Cyberstalking is the use of computers or other electronic technology to facilitate stalking. In Davis (2001), Lucks identified a separate category of stalkers who instead of a terrestrial means, prefer to perpetrate crimes against their targeted victims through electronic and online means. Amongst college students, Ménard and Pincus found that men who had a high score of sexual abuse as children and narcissistic vulnerability were more likely to become stalkers. Out of the women who participated in their study, 9% were cyberstalkers meanwhile only 4% were overt stalkers. In addition, the male participants revealed the opposite, 16% were overt stalkers while 11% were cyberstalkers. Alcohol and physical abuse both played a role in predicting women’s cyberstalking and in men, “preoccupied attachment significantly predicted cyber stalking”.

Stalking by groups

According to a U.S. Department of Justice special report a significant number of people reporting stalking incidents claim that they had been stalked by more than one person, with 18.2% reporting that they were stalked by two people, 13.1% reporting that they had been stalked by three or more.

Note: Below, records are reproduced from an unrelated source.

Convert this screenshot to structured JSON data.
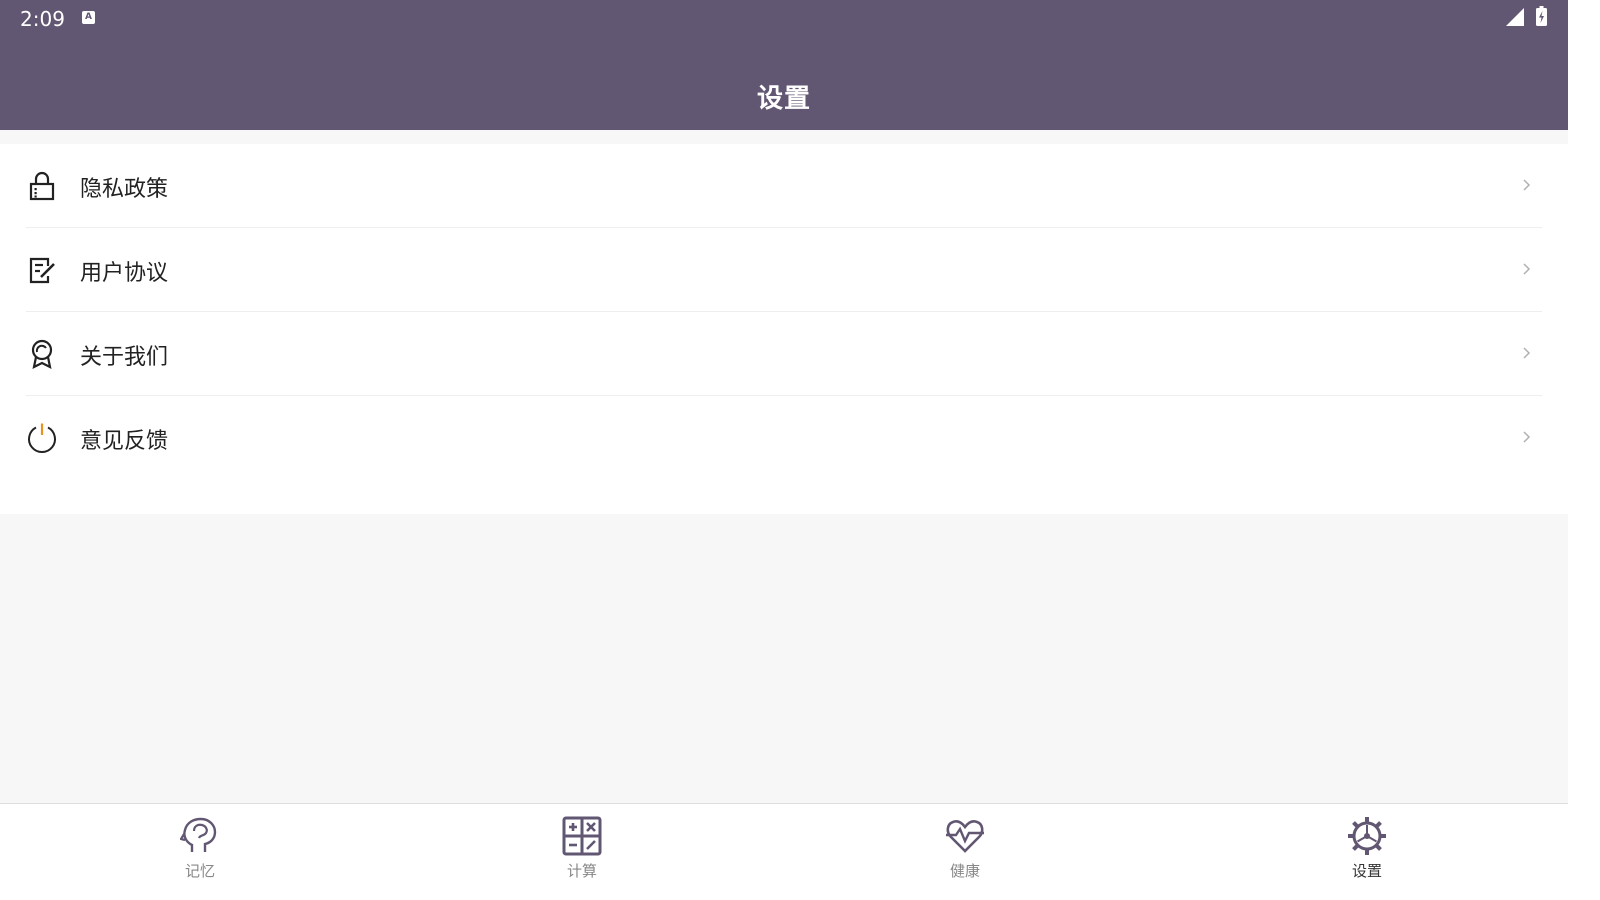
{
  "status_bar": {
    "time": "2:09",
    "notification_icon": "A"
  },
  "header": {
    "title": "设置"
  },
  "menu": {
    "items": [
      {
        "label": "隐私政策",
        "icon": "lock-icon"
      },
      {
        "label": "用户协议",
        "icon": "document-edit-icon"
      },
      {
        "label": "关于我们",
        "icon": "award-icon"
      },
      {
        "label": "意见反馈",
        "icon": "power-icon"
      }
    ]
  },
  "tabs": [
    {
      "label": "记忆",
      "icon": "brain-head-icon",
      "active": false
    },
    {
      "label": "计算",
      "icon": "calculator-icon",
      "active": false
    },
    {
      "label": "健康",
      "icon": "heart-pulse-icon",
      "active": false
    },
    {
      "label": "设置",
      "icon": "gear-icon",
      "active": true
    }
  ],
  "colors": {
    "header_bg": "#625772",
    "page_bg": "#f7f7f7",
    "text": "#222222",
    "tab_inactive": "#888888",
    "accent_orange": "#e8931e"
  }
}
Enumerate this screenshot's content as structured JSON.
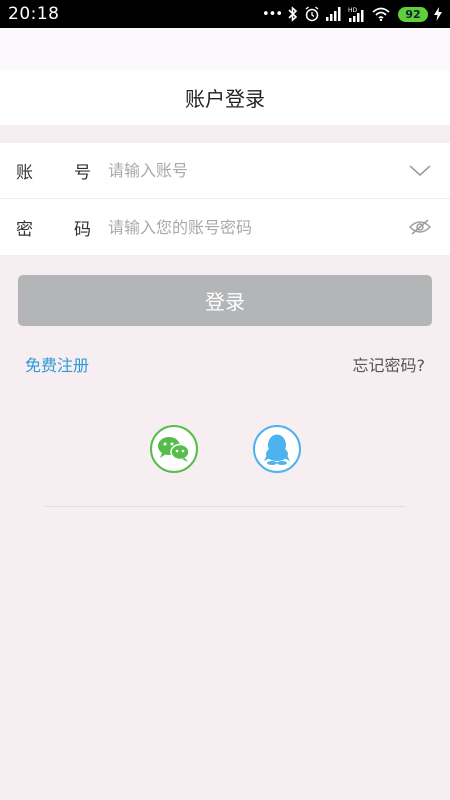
{
  "status_bar": {
    "time": "20:18",
    "dots": "•••",
    "icons": [
      "bluetooth-icon",
      "alarm-icon",
      "signal-icon",
      "hd-signal-icon",
      "wifi-icon",
      "battery-icon",
      "charging-icon"
    ],
    "battery_level": "92"
  },
  "navbar": {
    "title": "账户登录"
  },
  "form": {
    "account": {
      "label_a": "账",
      "label_b": "号",
      "placeholder": "请输入账号",
      "value": "",
      "icon": "chevron-down-icon"
    },
    "password": {
      "label_a": "密",
      "label_b": "码",
      "placeholder": "请输入您的账号密码",
      "value": "",
      "icon": "eye-hidden-icon"
    }
  },
  "actions": {
    "login_label": "登录",
    "register_label": "免费注册",
    "forgot_label": "忘记密码?"
  },
  "social": {
    "wechat_icon": "wechat-icon",
    "qq_icon": "qq-icon"
  },
  "colors": {
    "background": "#f6eef1",
    "button_disabled": "#b3b5b7",
    "link_blue": "#2e9ad8",
    "wechat_green": "#56bd4b",
    "qq_blue": "#4db3ee"
  }
}
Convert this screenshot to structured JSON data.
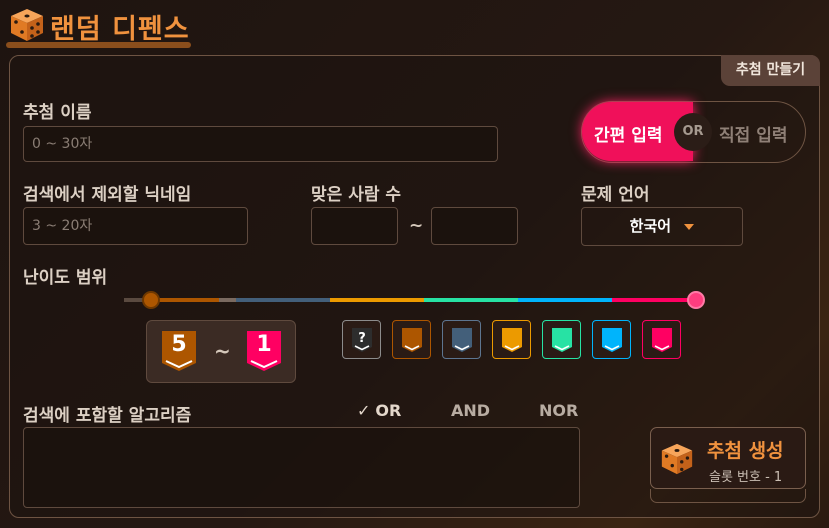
{
  "app": {
    "title": "랜덤 디펜스"
  },
  "panel": {
    "tab_label": "추첨 만들기"
  },
  "form": {
    "name_label": "추첨 이름",
    "name_placeholder": "0 ~ 30자",
    "exclude_label": "검색에서 제외할 닉네임",
    "exclude_placeholder": "3 ~ 20자",
    "solved_label": "맞은 사람 수",
    "solved_separator": "~",
    "lang_label": "문제 언어",
    "lang_value": "한국어",
    "difficulty_label": "난이도 범위",
    "difficulty_min": "5",
    "difficulty_separator": "~",
    "difficulty_max": "1",
    "algo_label": "검색에 포함할 알고리즘"
  },
  "toggle": {
    "left": "간편 입력",
    "or": "OR",
    "right": "직접 입력",
    "active": "left"
  },
  "algo_modes": {
    "or": "OR",
    "and": "AND",
    "nor": "NOR",
    "selected": "OR"
  },
  "tiers": [
    {
      "name": "unrated",
      "label": "?",
      "color": "#2d2d2d",
      "border": "#8c8c8c"
    },
    {
      "name": "bronze",
      "color": "#ad5600",
      "border": "#ad5600"
    },
    {
      "name": "silver",
      "color": "#435f7a",
      "border": "#5d7590"
    },
    {
      "name": "gold",
      "color": "#ec9a00",
      "border": "#ec9a00"
    },
    {
      "name": "platinum",
      "color": "#27e2a4",
      "border": "#27e2a4"
    },
    {
      "name": "diamond",
      "color": "#00b4fc",
      "border": "#00b4fc"
    },
    {
      "name": "ruby",
      "color": "#ff0062",
      "border": "#ff0062"
    }
  ],
  "generate": {
    "label": "추첨 생성",
    "slot": "슬롯 번호 - 1"
  },
  "colors": {
    "accent": "#f0923e",
    "toggle_active": "#f0105a"
  }
}
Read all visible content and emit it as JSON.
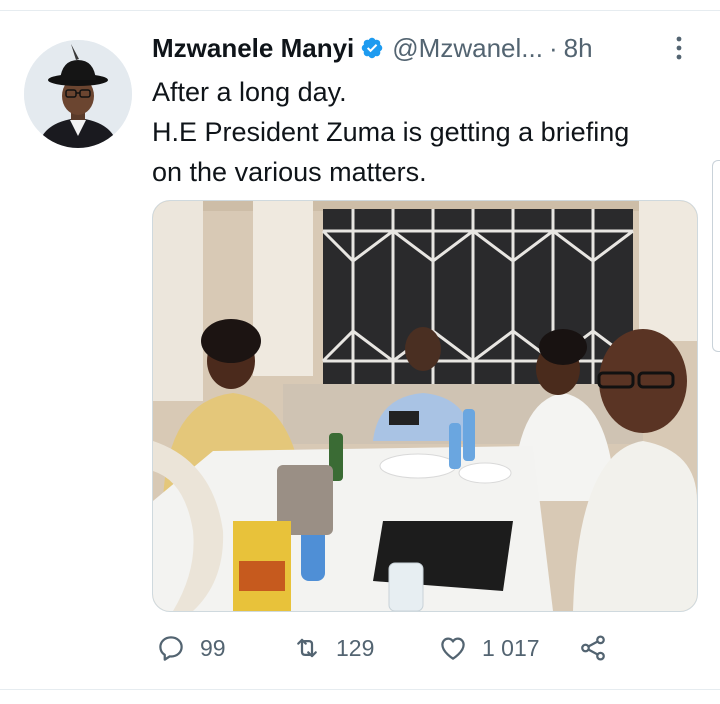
{
  "tweet": {
    "author_name": "Mzwanele Manyi",
    "handle": "@Mzwanel...",
    "separator": "·",
    "time_ago": "8h",
    "verified": true,
    "text_lines": [
      "After a long day.",
      "H.E President Zuma is getting a briefing",
      "on the various matters."
    ],
    "media": {
      "type": "photo"
    }
  },
  "actions": {
    "reply_count": "99",
    "retweet_count": "129",
    "like_count": "1 017"
  },
  "icons": {
    "verified": "verified-badge-icon",
    "more": "more-vertical-icon",
    "reply": "reply-icon",
    "retweet": "retweet-icon",
    "like": "heart-icon",
    "share": "share-icon"
  },
  "colors": {
    "verified_blue": "#1d9bf0",
    "secondary_text": "#536471",
    "primary_text": "#0f1419",
    "divider": "#e6ecf0"
  }
}
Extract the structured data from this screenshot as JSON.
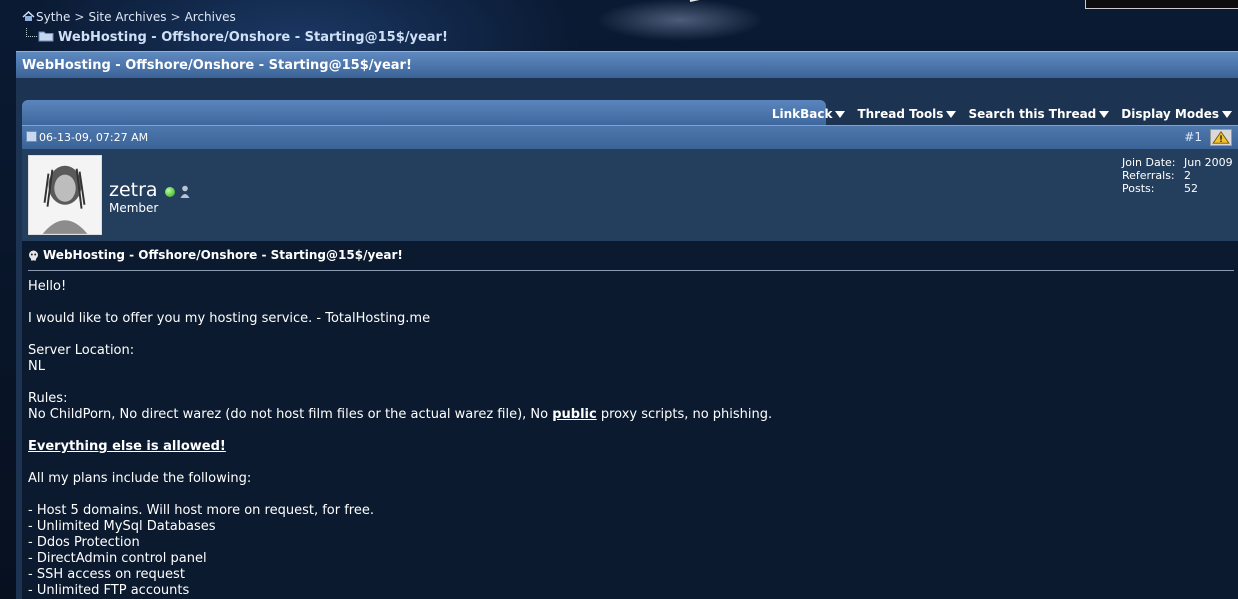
{
  "breadcrumb": {
    "items": [
      "Sythe",
      "Site Archives",
      "Archives"
    ],
    "separator": ">",
    "current": "WebHosting - Offshore/Onshore - Starting@15$/year!"
  },
  "thread": {
    "title": "WebHosting - Offshore/Onshore - Starting@15$/year!"
  },
  "toolbar": {
    "linkback": "LinkBack",
    "thread_tools": "Thread Tools",
    "search_thread": "Search this Thread",
    "display_modes": "Display Modes"
  },
  "post": {
    "date": "06-13-09, 07:27 AM",
    "number": "#1",
    "title": "WebHosting - Offshore/Onshore - Starting@15$/year!",
    "user": {
      "name": "zetra",
      "title": "Member",
      "join_label": "Join Date:",
      "join_value": "Jun 2009",
      "referrals_label": "Referrals:",
      "referrals_value": "2",
      "posts_label": "Posts:",
      "posts_value": "52",
      "online": true
    },
    "body": {
      "greeting": "Hello!",
      "intro": "I would like to offer you my hosting service. - TotalHosting.me",
      "location_label": "Server Location:",
      "location_value": "NL",
      "rules_label": "Rules:",
      "rules_pre": "No ChildPorn, No direct warez (do not host film files or the actual warez file), No ",
      "rules_emph": "public",
      "rules_post": " proxy scripts, no phishing.",
      "allowed": "Everything else is allowed!",
      "plans_intro": "All my plans include the following:",
      "features": [
        "- Host 5 domains. Will host more on request, for free.",
        "- Unlimited MySql Databases",
        "- Ddos Protection",
        "- DirectAdmin control panel",
        "- SSH access on request",
        "- Unlimited FTP accounts"
      ]
    }
  },
  "colors": {
    "title_bar": "#4a74a9",
    "panel": "#1c3352",
    "user_panel": "#243e5e",
    "post_body": "#0b1a2e",
    "online": "#29a318"
  }
}
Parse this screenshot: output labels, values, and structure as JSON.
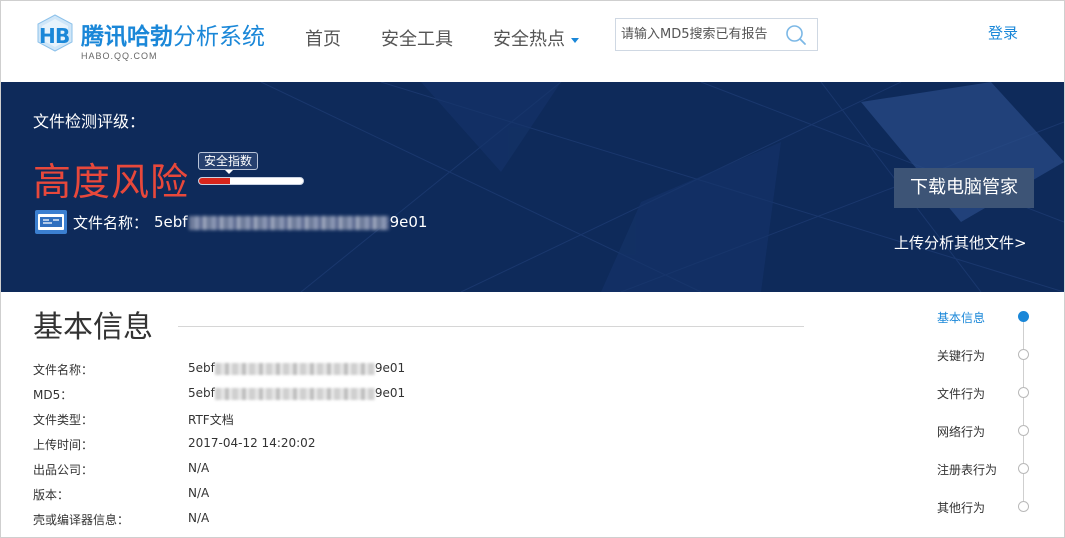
{
  "header": {
    "logo_bold": "腾讯哈勃",
    "logo_normal": "分析系统",
    "logo_sub": "HABO.QQ.COM",
    "nav": [
      "首页",
      "安全工具",
      "安全热点"
    ],
    "search_placeholder": "请输入MD5搜索已有报告",
    "login": "登录"
  },
  "banner": {
    "rating_label": "文件检测评级：",
    "risk_level": "高度风险",
    "safety_tag": "安全指数",
    "safety_fraction": 0.3,
    "file_name_label": "文件名称：",
    "file_name_start": "5ebf",
    "file_name_end": "9e01",
    "download_button": "下载电脑管家",
    "upload_link": "上传分析其他文件>",
    "colors": {
      "background": "#0e2a5a",
      "risk": "#e8483b",
      "bar_fill": "#d8261c"
    }
  },
  "basic_info": {
    "title": "基本信息",
    "rows": [
      {
        "key": "文件名称：",
        "value_start": "5ebf",
        "value_end": "9e01",
        "redacted": true
      },
      {
        "key": "MD5：",
        "value_start": "5ebf",
        "value_end": "9e01",
        "redacted": true
      },
      {
        "key": "文件类型：",
        "value": "RTF文档"
      },
      {
        "key": "上传时间：",
        "value": "2017-04-12 14:20:02"
      },
      {
        "key": "出品公司：",
        "value": "N/A"
      },
      {
        "key": "版本：",
        "value": "N/A"
      },
      {
        "key": "壳或编译器信息：",
        "value": "N/A"
      }
    ]
  },
  "side_nav": {
    "items": [
      "基本信息",
      "关键行为",
      "文件行为",
      "网络行为",
      "注册表行为",
      "其他行为"
    ],
    "active_index": 0
  },
  "icons": {
    "logo": "habo-logo-icon",
    "search": "search-icon",
    "file_type": "rtf-file-icon",
    "caret": "caret-down-icon"
  }
}
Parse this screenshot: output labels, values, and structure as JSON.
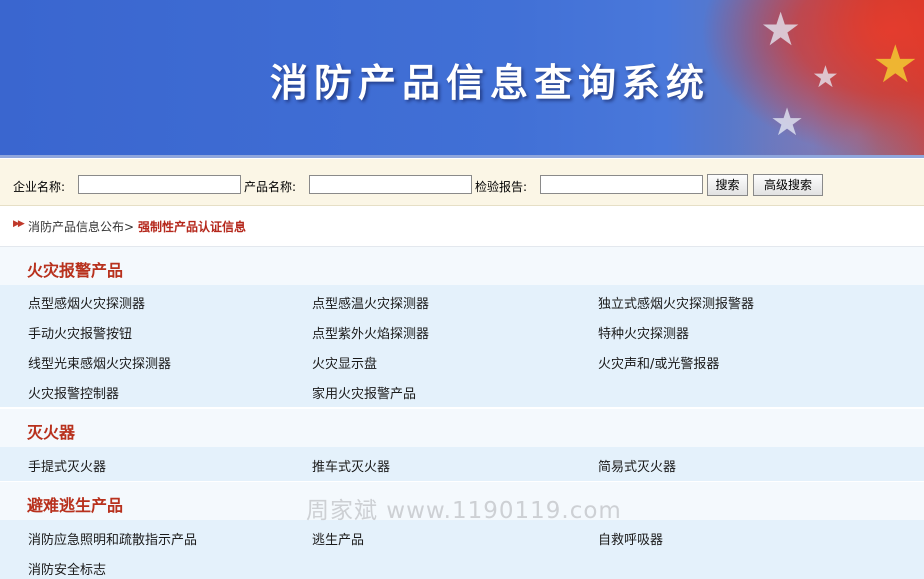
{
  "banner": {
    "title": "消防产品信息查询系统"
  },
  "search": {
    "company_label": "企业名称:",
    "company_value": "",
    "product_label": "产品名称:",
    "product_value": "",
    "report_label": "检验报告:",
    "report_value": "",
    "search_button": "搜索",
    "advanced_button": "高级搜索"
  },
  "breadcrumb": {
    "parent": "消防产品信息公布>",
    "current": "强制性产品认证信息"
  },
  "categories": [
    {
      "title": "火灾报警产品",
      "items": [
        "点型感烟火灾探测器",
        "点型感温火灾探测器",
        "独立式感烟火灾探测报警器",
        "手动火灾报警按钮",
        "点型紫外火焰探测器",
        "特种火灾探测器",
        "线型光束感烟火灾探测器",
        "火灾显示盘",
        "火灾声和/或光警报器",
        "火灾报警控制器",
        "家用火灾报警产品"
      ]
    },
    {
      "title": "灭火器",
      "items": [
        "手提式灭火器",
        "推车式灭火器",
        "简易式灭火器"
      ]
    },
    {
      "title": "避难逃生产品",
      "items": [
        "消防应急照明和疏散指示产品",
        "逃生产品",
        "自救呼吸器",
        "消防安全标志"
      ]
    }
  ],
  "watermark": "周家斌 www.1190119.com",
  "colors": {
    "banner_blue": "#3a66cf",
    "category_red": "#b8311d",
    "row_bg": "#e4f1fb"
  }
}
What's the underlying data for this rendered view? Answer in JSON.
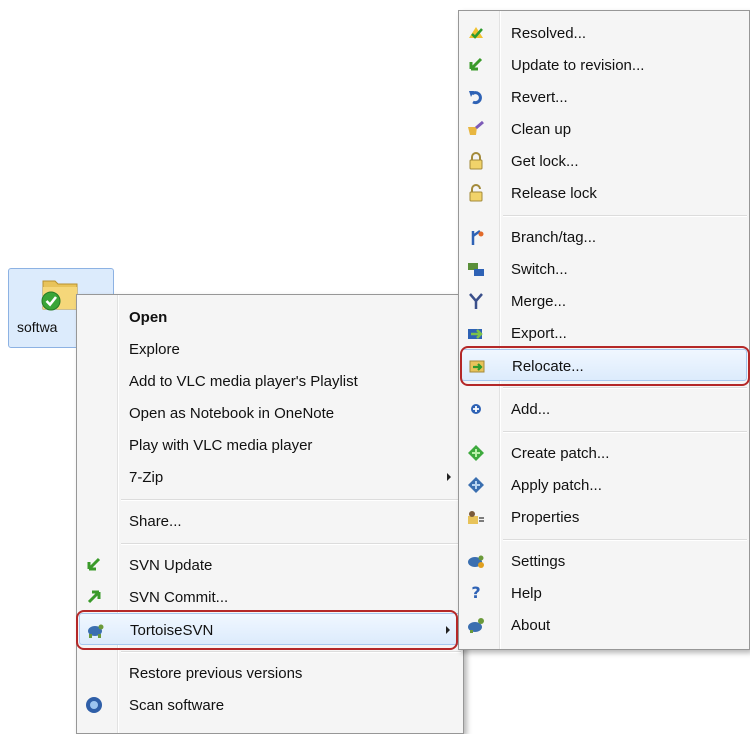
{
  "desktop": {
    "file_label": "softwa"
  },
  "context_menu": {
    "items": [
      {
        "label": "Open",
        "bold": true
      },
      {
        "label": "Explore"
      },
      {
        "label": "Add to VLC media player's Playlist"
      },
      {
        "label": "Open as Notebook in OneNote"
      },
      {
        "label": "Play with VLC media player"
      },
      {
        "label": "7-Zip",
        "submenu": true
      },
      {
        "label": "Share..."
      },
      {
        "label": "SVN Update",
        "icon": "svn-update-icon"
      },
      {
        "label": "SVN Commit...",
        "icon": "svn-commit-icon"
      },
      {
        "label": "TortoiseSVN",
        "icon": "tortoisesvn-icon",
        "submenu": true,
        "highlighted": true
      },
      {
        "label": "Restore previous versions"
      },
      {
        "label": "Scan software",
        "icon": "scan-icon"
      }
    ]
  },
  "tortoise_submenu": {
    "items": [
      {
        "label": "Resolved...",
        "icon": "resolved-icon"
      },
      {
        "label": "Update to revision...",
        "icon": "update-revision-icon"
      },
      {
        "label": "Revert...",
        "icon": "revert-icon"
      },
      {
        "label": "Clean up",
        "icon": "cleanup-icon"
      },
      {
        "label": "Get lock...",
        "icon": "lock-icon"
      },
      {
        "label": "Release lock",
        "icon": "unlock-icon"
      },
      {
        "label": "Branch/tag...",
        "icon": "branch-icon"
      },
      {
        "label": "Switch...",
        "icon": "switch-icon"
      },
      {
        "label": "Merge...",
        "icon": "merge-icon"
      },
      {
        "label": "Export...",
        "icon": "export-icon"
      },
      {
        "label": "Relocate...",
        "icon": "relocate-icon",
        "highlighted": true
      },
      {
        "label": "Add...",
        "icon": "add-icon"
      },
      {
        "label": "Create patch...",
        "icon": "create-patch-icon"
      },
      {
        "label": "Apply patch...",
        "icon": "apply-patch-icon"
      },
      {
        "label": "Properties",
        "icon": "properties-icon"
      },
      {
        "label": "Settings",
        "icon": "settings-icon"
      },
      {
        "label": "Help",
        "icon": "help-icon"
      },
      {
        "label": "About",
        "icon": "about-icon"
      }
    ]
  },
  "colors": {
    "callout": "#b42828",
    "highlight": "#dcebfc",
    "menu_bg": "#f5f5f5"
  }
}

The report did not break down these cases into numbers of victims who claimed to have been stalked by several people individually, and by people acting in concert. A question asked of respondents reporting three or more stalkers by polling personnel about whether the stalking was related to co-workers, members of a gang, fraternities, sororities, etc., did not have its responses indicated in the survey results as released by the DOJ. The data for this report was obtained via the 2006 Supplemental Victimization Survey (SVS), conducted by the U.S. Census Bureau for the Department of Justice.

According to a United Kingdom study by Sheridan and Boon, in 5% of the cases they studied there was more than one stalker, and 40% of the victims said that friends or family of their stalker had also been involved. In 15% of cases, the victim was unaware of any reason for the harassment.

Over a quarter of all stalking and harassment victims do not know their stalkers in any capacity. About a tenth responding to the SVS did not know the identities of their stalkers. 11% of victims said they had been stalked for five years or more.